◆ Web page and app entries:
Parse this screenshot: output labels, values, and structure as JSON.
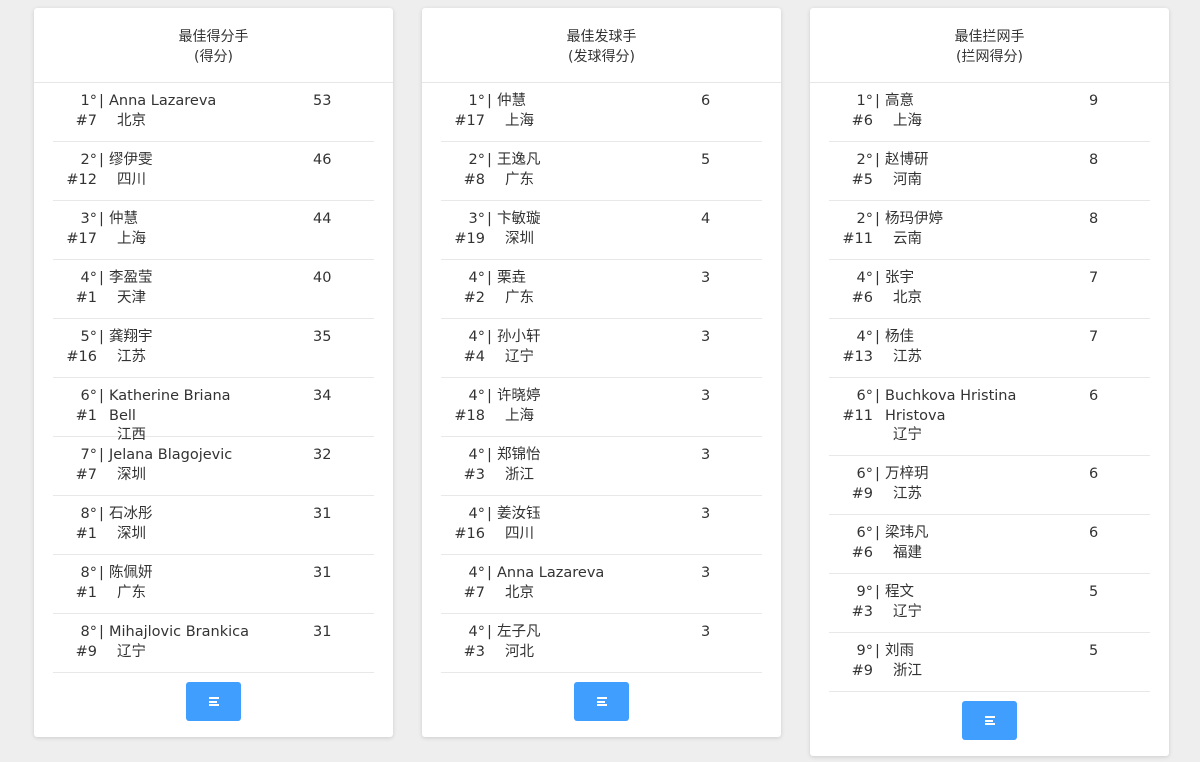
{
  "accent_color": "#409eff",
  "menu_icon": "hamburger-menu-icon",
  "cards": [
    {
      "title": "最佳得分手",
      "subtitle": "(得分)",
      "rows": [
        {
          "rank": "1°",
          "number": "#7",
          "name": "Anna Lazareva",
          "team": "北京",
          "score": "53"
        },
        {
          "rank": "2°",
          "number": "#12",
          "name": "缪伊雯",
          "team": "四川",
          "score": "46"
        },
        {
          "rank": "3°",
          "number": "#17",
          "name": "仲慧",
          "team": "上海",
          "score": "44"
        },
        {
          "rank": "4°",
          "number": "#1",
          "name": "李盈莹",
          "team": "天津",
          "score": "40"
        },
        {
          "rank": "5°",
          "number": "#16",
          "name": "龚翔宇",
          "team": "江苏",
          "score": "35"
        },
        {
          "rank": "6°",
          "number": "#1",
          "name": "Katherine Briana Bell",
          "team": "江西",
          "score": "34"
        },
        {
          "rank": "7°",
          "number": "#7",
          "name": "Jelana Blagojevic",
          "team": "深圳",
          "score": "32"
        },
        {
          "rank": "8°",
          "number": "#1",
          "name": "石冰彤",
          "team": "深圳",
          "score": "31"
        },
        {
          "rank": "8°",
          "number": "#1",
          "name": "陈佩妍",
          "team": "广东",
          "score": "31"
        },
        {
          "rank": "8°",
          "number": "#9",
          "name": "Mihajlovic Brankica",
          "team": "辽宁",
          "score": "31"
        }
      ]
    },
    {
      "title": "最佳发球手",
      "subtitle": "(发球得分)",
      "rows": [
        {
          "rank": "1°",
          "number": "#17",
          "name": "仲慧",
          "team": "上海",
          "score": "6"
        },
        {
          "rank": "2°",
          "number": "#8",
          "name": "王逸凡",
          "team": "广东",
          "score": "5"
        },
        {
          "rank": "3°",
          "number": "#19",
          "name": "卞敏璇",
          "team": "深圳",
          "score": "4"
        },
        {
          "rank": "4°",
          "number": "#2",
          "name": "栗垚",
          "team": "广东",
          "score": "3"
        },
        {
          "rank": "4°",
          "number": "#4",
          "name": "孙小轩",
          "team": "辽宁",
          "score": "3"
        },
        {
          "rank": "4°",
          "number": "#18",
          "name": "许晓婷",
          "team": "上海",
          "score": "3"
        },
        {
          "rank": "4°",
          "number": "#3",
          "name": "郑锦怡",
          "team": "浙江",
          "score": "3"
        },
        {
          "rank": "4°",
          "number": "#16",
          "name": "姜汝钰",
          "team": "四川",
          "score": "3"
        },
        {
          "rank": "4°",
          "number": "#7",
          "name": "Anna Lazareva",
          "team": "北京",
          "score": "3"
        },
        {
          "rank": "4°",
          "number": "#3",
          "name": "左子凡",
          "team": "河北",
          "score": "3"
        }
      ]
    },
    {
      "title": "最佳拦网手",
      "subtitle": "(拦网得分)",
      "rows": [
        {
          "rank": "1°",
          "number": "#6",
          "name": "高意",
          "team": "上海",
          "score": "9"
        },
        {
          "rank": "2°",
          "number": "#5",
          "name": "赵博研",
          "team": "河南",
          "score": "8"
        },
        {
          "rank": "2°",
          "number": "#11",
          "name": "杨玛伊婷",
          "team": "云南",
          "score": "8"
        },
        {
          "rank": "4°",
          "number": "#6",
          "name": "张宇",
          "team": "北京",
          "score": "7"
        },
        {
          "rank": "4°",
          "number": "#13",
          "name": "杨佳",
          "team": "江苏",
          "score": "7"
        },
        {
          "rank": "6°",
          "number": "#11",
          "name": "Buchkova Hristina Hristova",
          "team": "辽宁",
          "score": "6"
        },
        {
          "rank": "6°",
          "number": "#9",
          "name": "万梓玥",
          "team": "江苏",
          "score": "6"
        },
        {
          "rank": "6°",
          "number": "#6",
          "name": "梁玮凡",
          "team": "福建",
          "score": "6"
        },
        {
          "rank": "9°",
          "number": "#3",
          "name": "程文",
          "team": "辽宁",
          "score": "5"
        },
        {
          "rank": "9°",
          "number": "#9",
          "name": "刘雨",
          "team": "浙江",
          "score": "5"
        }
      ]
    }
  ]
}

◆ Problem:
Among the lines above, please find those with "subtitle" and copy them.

◆ Result of the exercise:
      "subtitle": "(得分)",
      "subtitle": "(发球得分)",
      "subtitle": "(拦网得分)",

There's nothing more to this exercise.